I have just cancelled my final monthly donation to sight savers international, the last of the many human charities I used to support on a monthly basis - Oxfam, Save the Children, " "adopted" grandparents - 1 in Sierra Leone 1 in India through Help the Aged,I used to give around £200 a month to These charities....Now I have cancelled all of them - the money instead now goes to Adopt a Dog in Sri Lanka, The Sri Lanka Cat Protection Trust, The Soi Dog foundation that works rehoming Thai strays in the UK, and the Celia Hammond Trust which works with Stray and Feral cats in the UK and the World Society for the Protection of Animals.... Why the change of direction, and why the change in my will to leave my entire estate to these same charities.....??? People like you... people who talk and pontificate and moralise and philosophise and DO nothing about any suffering anywhere, People so lost up their own intellectual arses, that they would know the meaning of the word compassion if it bit them ( rabid or otherwise ) while ever there are people like you who do not understand that pain and fear and hunger and suffering are not exclusively human emotions, that all living things deserve compassion and help, then I leave Human kind in your sneering, sanctimonious hands - good luck to them! .. I will do my bit for animals in need, if you are worth anything, stop slagging off those helping others and do something to actually help others yourself

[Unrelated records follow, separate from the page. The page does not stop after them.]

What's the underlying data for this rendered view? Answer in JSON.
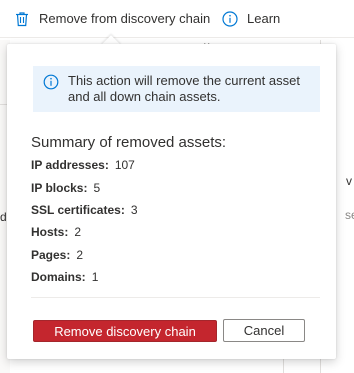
{
  "toolbar": {
    "remove_label": "Remove from discovery chain",
    "remove_icon": "trash-icon",
    "learn_label": "Learn",
    "learn_icon": "info-icon"
  },
  "background": {
    "peek_left": "d",
    "peek_right_1": "v",
    "peek_right_2": "se"
  },
  "callout": {
    "info_message": "This action will remove the current asset and all down chain assets.",
    "summary_title": "Summary of removed assets:",
    "summary_items": [
      {
        "label": "IP addresses:",
        "value": "107"
      },
      {
        "label": "IP blocks:",
        "value": "5"
      },
      {
        "label": "SSL certificates:",
        "value": "3"
      },
      {
        "label": "Hosts:",
        "value": "2"
      },
      {
        "label": "Pages:",
        "value": "2"
      },
      {
        "label": "Domains:",
        "value": "1"
      }
    ],
    "primary_button": "Remove discovery chain",
    "secondary_button": "Cancel"
  },
  "colors": {
    "accent_blue": "#0078d4",
    "danger_red": "#c4262e",
    "info_background": "#eaf3fc"
  }
}
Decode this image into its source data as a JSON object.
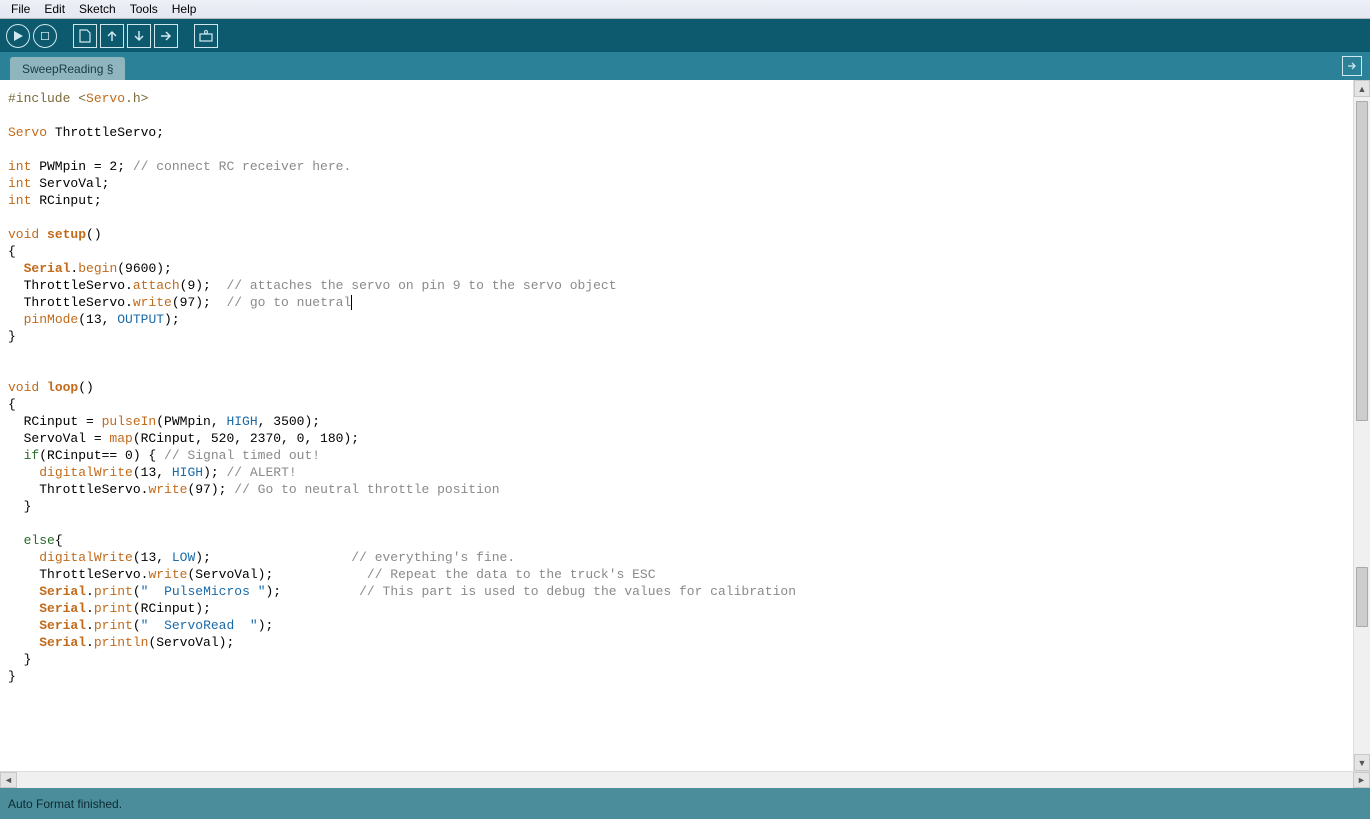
{
  "menubar": [
    "File",
    "Edit",
    "Sketch",
    "Tools",
    "Help"
  ],
  "toolbar": {
    "verify": "verify-button",
    "upload_run": "upload-button",
    "new": "new-button",
    "open": "open-button",
    "save": "save-button",
    "export": "export-button",
    "serial": "serial-monitor-button"
  },
  "tab": {
    "label": "SweepReading §"
  },
  "status": "Auto Format finished.",
  "code": {
    "l1a": "#include <",
    "l1b": "Servo",
    "l1c": ".h>",
    "l2a": "Servo",
    "l2b": " ThrottleServo;",
    "l3a": "int",
    "l3b": " PWMpin = 2; ",
    "l3c": "// connect RC receiver here.",
    "l4a": "int",
    "l4b": " ServoVal;",
    "l5a": "int",
    "l5b": " RCinput;",
    "l6a": "void",
    "l6b": " ",
    "l6c": "setup",
    "l6d": "()",
    "l7": "{",
    "l8a": "  ",
    "l8b": "Serial",
    "l8c": ".",
    "l8d": "begin",
    "l8e": "(9600);",
    "l9a": "  ThrottleServo.",
    "l9b": "attach",
    "l9c": "(9);  ",
    "l9d": "// attaches the servo on pin 9 to the servo object",
    "l10a": "  ThrottleServo.",
    "l10b": "write",
    "l10c": "(97);  ",
    "l10d": "// go to nuetral",
    "l11a": "  ",
    "l11b": "pinMode",
    "l11c": "(13, ",
    "l11d": "OUTPUT",
    "l11e": ");",
    "l12": "}",
    "l13a": "void",
    "l13b": " ",
    "l13c": "loop",
    "l13d": "()",
    "l14": "{",
    "l15a": "  RCinput = ",
    "l15b": "pulseIn",
    "l15c": "(PWMpin, ",
    "l15d": "HIGH",
    "l15e": ", 3500);",
    "l16a": "  ServoVal = ",
    "l16b": "map",
    "l16c": "(RCinput, 520, 2370, 0, 180);",
    "l17a": "  ",
    "l17b": "if",
    "l17c": "(RCinput== 0) { ",
    "l17d": "// Signal timed out!",
    "l18a": "    ",
    "l18b": "digitalWrite",
    "l18c": "(13, ",
    "l18d": "HIGH",
    "l18e": "); ",
    "l18f": "// ALERT!",
    "l19a": "    ThrottleServo.",
    "l19b": "write",
    "l19c": "(97); ",
    "l19d": "// Go to neutral throttle position",
    "l20": "  }",
    "l21a": "  ",
    "l21b": "else",
    "l21c": "{",
    "l22a": "    ",
    "l22b": "digitalWrite",
    "l22c": "(13, ",
    "l22d": "LOW",
    "l22e": ");                  ",
    "l22f": "// everything's fine.",
    "l23a": "    ThrottleServo.",
    "l23b": "write",
    "l23c": "(ServoVal);            ",
    "l23d": "// Repeat the data to the truck's ESC",
    "l24a": "    ",
    "l24b": "Serial",
    "l24c": ".",
    "l24d": "print",
    "l24e": "(",
    "l24f": "\"  PulseMicros \"",
    "l24g": ");          ",
    "l24h": "// This part is used to debug the values for calibration",
    "l25a": "    ",
    "l25b": "Serial",
    "l25c": ".",
    "l25d": "print",
    "l25e": "(RCinput);",
    "l26a": "    ",
    "l26b": "Serial",
    "l26c": ".",
    "l26d": "print",
    "l26e": "(",
    "l26f": "\"  ServoRead  \"",
    "l26g": ");",
    "l27a": "    ",
    "l27b": "Serial",
    "l27c": ".",
    "l27d": "println",
    "l27e": "(ServoVal);",
    "l28": "  }",
    "l29": "}"
  }
}
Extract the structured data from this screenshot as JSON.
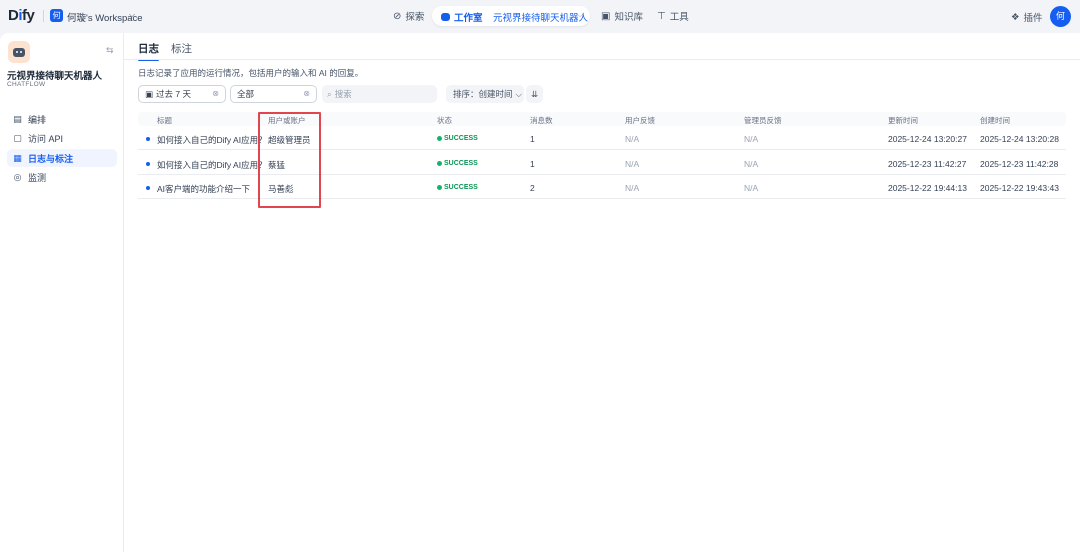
{
  "topbar": {
    "logo_left": "D",
    "logo_i": "i",
    "logo_right": "fy",
    "workspace_avatar": "何",
    "workspace_name": "何璇's Workspace",
    "nav": {
      "explore": "探索",
      "studio": "工作室",
      "current_app": "元视界接待聊天机器人",
      "knowledge": "知识库",
      "tools": "工具"
    },
    "plugins": "插件",
    "user_avatar": "何"
  },
  "sidebar": {
    "app_name": "元视界接待聊天机器人",
    "app_type": "CHATFLOW",
    "items": [
      {
        "label": "编排",
        "icon": "layout-icon"
      },
      {
        "label": "访问 API",
        "icon": "terminal-icon"
      },
      {
        "label": "日志与标注",
        "icon": "file-text-icon",
        "active": true
      },
      {
        "label": "监测",
        "icon": "gauge-icon"
      }
    ]
  },
  "tabs": {
    "logs": "日志",
    "annotations": "标注"
  },
  "description": "日志记录了应用的运行情况，包括用户的输入和 AI 的回复。",
  "filters": {
    "period": "过去 7 天",
    "status": "全部",
    "search_placeholder": "搜索",
    "sort": "排序：创建时间"
  },
  "table": {
    "columns": [
      "标题",
      "用户或账户",
      "状态",
      "消息数",
      "用户反馈",
      "管理员反馈",
      "更新时间",
      "创建时间"
    ],
    "rows": [
      {
        "title": "如何接入自己的Dify AI应用？",
        "user": "超级管理员",
        "status": "SUCCESS",
        "messages": "1",
        "user_feedback": "N/A",
        "admin_feedback": "N/A",
        "updated": "2025-12-24 13:20:27",
        "created": "2025-12-24 13:20:28"
      },
      {
        "title": "如何接入自己的Dify AI应用？",
        "user": "蔡猛",
        "status": "SUCCESS",
        "messages": "1",
        "user_feedback": "N/A",
        "admin_feedback": "N/A",
        "updated": "2025-12-23 11:42:27",
        "created": "2025-12-23 11:42:28"
      },
      {
        "title": "AI客户端的功能介绍一下",
        "user": "马善彪",
        "status": "SUCCESS",
        "messages": "2",
        "user_feedback": "N/A",
        "admin_feedback": "N/A",
        "updated": "2025-12-22 19:44:13",
        "created": "2025-12-22 19:43:43"
      }
    ]
  },
  "colors": {
    "accent": "#155eef",
    "success": "#17b26a",
    "highlight_box": "#e0464e"
  }
}
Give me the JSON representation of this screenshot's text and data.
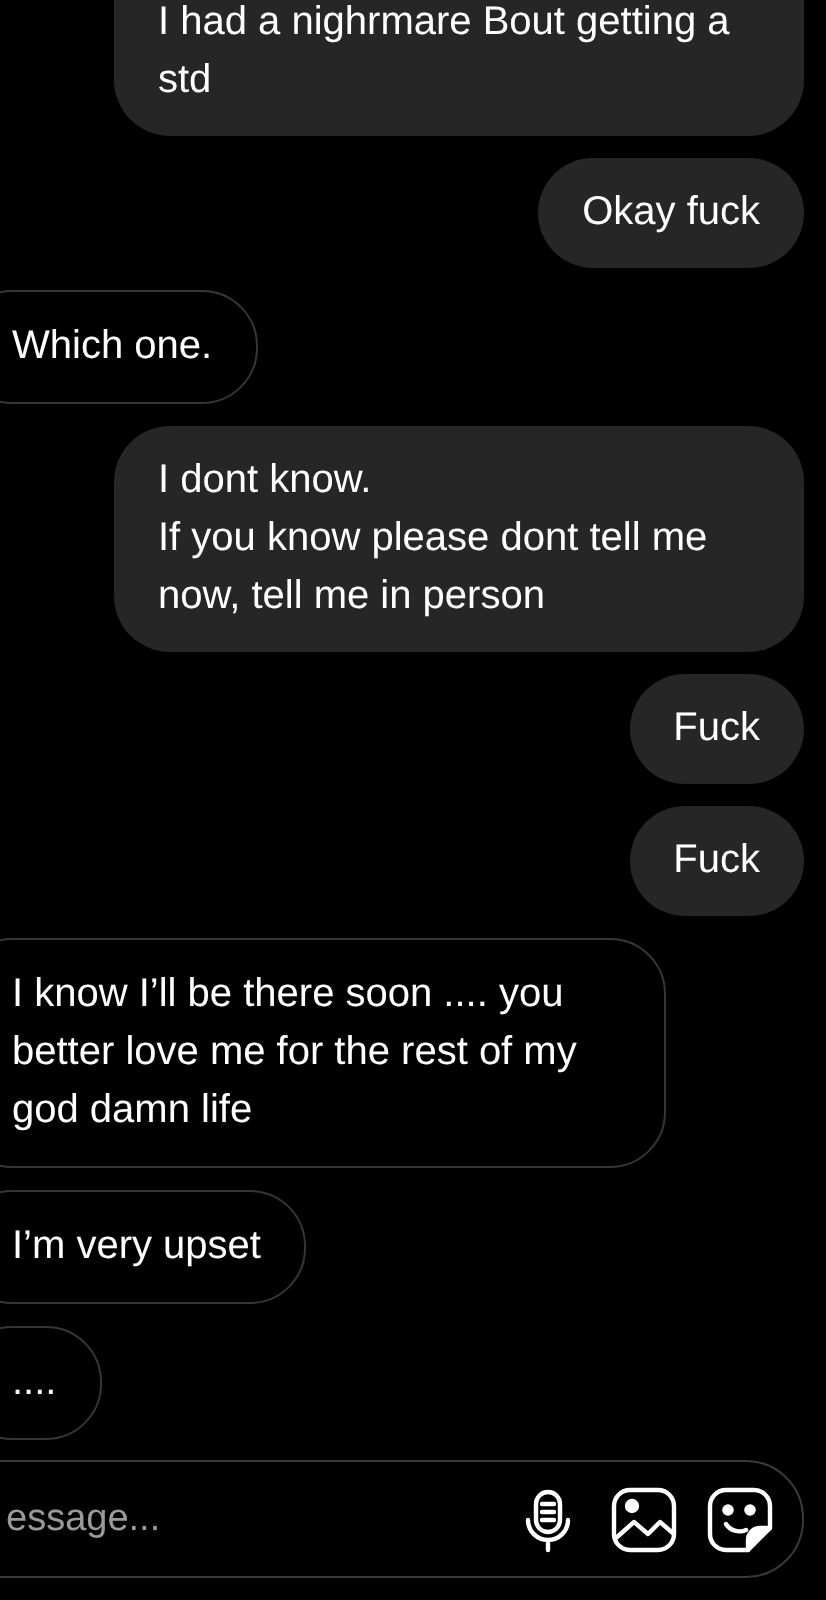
{
  "messages": [
    {
      "kind": "sent",
      "text": "I had a nighrmare Bout getting a std"
    },
    {
      "kind": "sent",
      "text": "Okay fuck"
    },
    {
      "kind": "received",
      "text": "Which one."
    },
    {
      "kind": "sent",
      "text": "I dont know.\nIf you know please dont tell me now, tell me in person"
    },
    {
      "kind": "sent",
      "text": "Fuck"
    },
    {
      "kind": "sent",
      "text": "Fuck"
    },
    {
      "kind": "received",
      "text": "I know I’ll be there soon .... you better love me for the rest of my god damn life"
    },
    {
      "kind": "received",
      "text": "I’m very upset"
    },
    {
      "kind": "received",
      "text": "...."
    }
  ],
  "composer": {
    "placeholder": "essage..."
  }
}
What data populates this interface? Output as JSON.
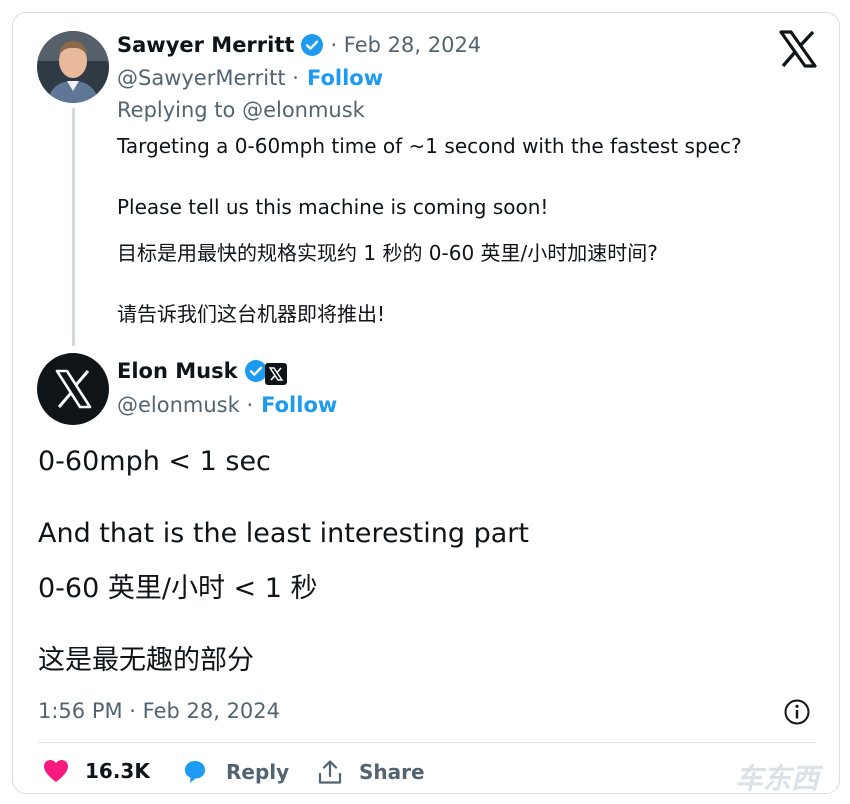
{
  "reply_tweet": {
    "author_name": "Sawyer Merritt",
    "separator_date": "· Feb 28, 2024",
    "handle": "@SawyerMerritt ·",
    "follow_label": "Follow",
    "replying_to": "Replying to @elonmusk",
    "lines": [
      "Targeting a 0-60mph time of ~1 second with the fastest spec?",
      "Please tell us this machine is coming soon!",
      "目标是用最快的规格实现约 1 秒的 0-60 英里/小时加速时间?",
      "请告诉我们这台机器即将推出!"
    ]
  },
  "main_tweet": {
    "author_name": "Elon Musk",
    "handle": "@elonmusk ·",
    "follow_label": "Follow",
    "lines": [
      "0-60mph < 1 sec",
      "And that is the least interesting part",
      "0-60 英里/小时 < 1 秒",
      "这是最无趣的部分"
    ],
    "timestamp": "1:56 PM · Feb 28, 2024"
  },
  "actions": {
    "likes": "16.3K",
    "reply_label": "Reply",
    "share_label": "Share"
  },
  "watermark": "车东西",
  "icons": {
    "platform": "x-logo-icon",
    "verified": "verified-badge-icon",
    "info": "info-icon",
    "like": "heart-icon",
    "reply": "reply-bubble-icon",
    "share": "share-icon"
  },
  "colors": {
    "accent": "#1d9bf0",
    "like": "#f91880",
    "text": "#0f1419",
    "muted": "#536471"
  }
}
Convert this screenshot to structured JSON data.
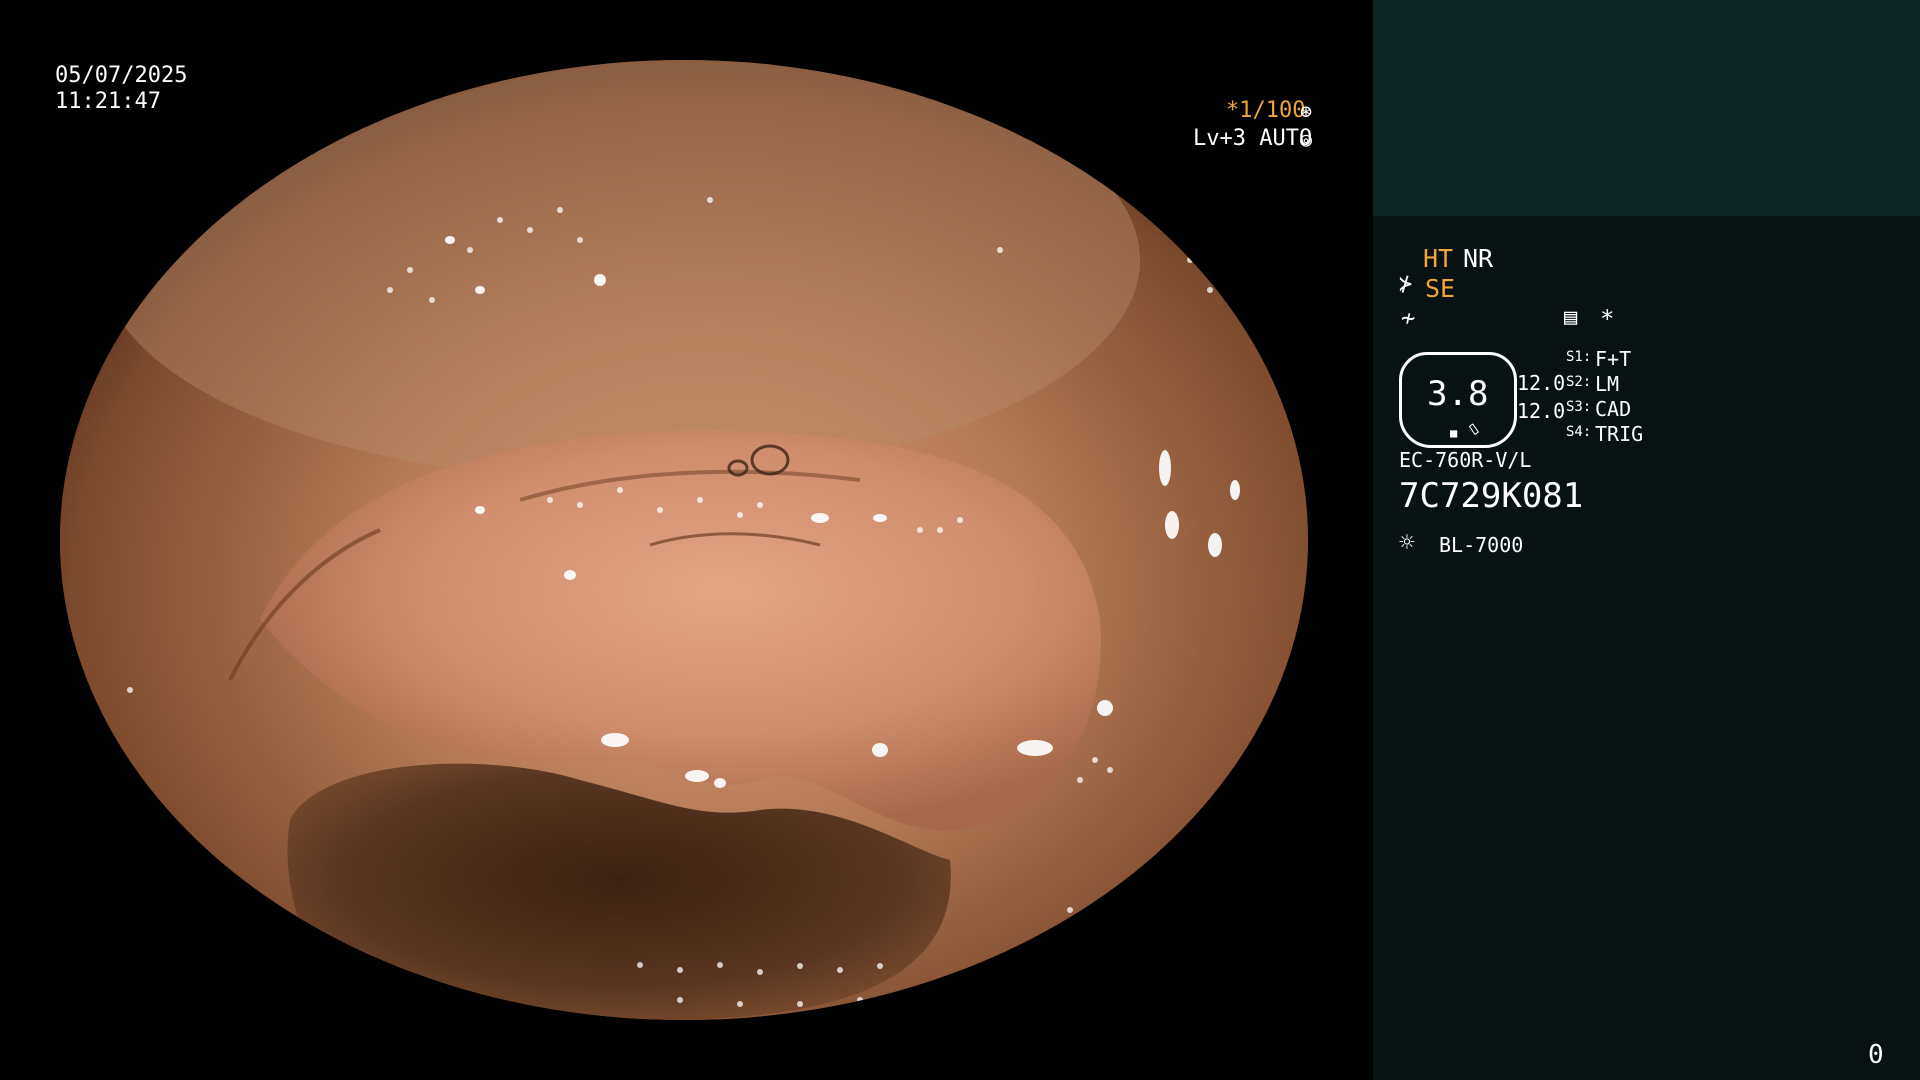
{
  "overlay": {
    "date": "05/07/2025",
    "time": "11:21:47",
    "shutter": "*1/100",
    "shutter_icon": "aperture-icon",
    "iris": "Lv+3 AUTO",
    "iris_icon": "iris-icon"
  },
  "panel": {
    "ht": "HT",
    "nr": "NR",
    "se": "SE",
    "se_icon": "structure-enhance-icon",
    "freeze_icon": "freeze-icon",
    "menu_icon": "settings-list-icon",
    "star": "*",
    "zoom": "3.8",
    "zoom_value_1": "12.0",
    "zoom_value_2": "12.0",
    "switches": [
      {
        "key": "S1:",
        "value": "F+T"
      },
      {
        "key": "S2:",
        "value": "LM"
      },
      {
        "key": "S3:",
        "value": "CAD"
      },
      {
        "key": "S4:",
        "value": "TRIG"
      }
    ],
    "scope_model": "EC-760R-V/L",
    "scope_serial": "7C729K081",
    "light_icon": "light-source-icon",
    "light_source": "BL-7000",
    "counter": "0"
  },
  "colors": {
    "orange_text": "#f0a43a",
    "panel_bg": "#081212",
    "panel_top_bg": "#0e2526",
    "mucosa": "#b57a55"
  }
}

Aleena Katherin said...

Hello Everyone

Today I want to discuss about dog adoption.If you want to adopt an dog and After selecting a shelter to adopt from, the next step is finding a kind, experienced person to help guide you through the process. Even if you are an experienced dog owner, the staff at a shelter will have spent far more time around the animals staying there, and most dog adoption centers will have well-trained staff available to assist you.For more information visit-See more at dog adoption

Thanks & welcome.
Aleena Katherin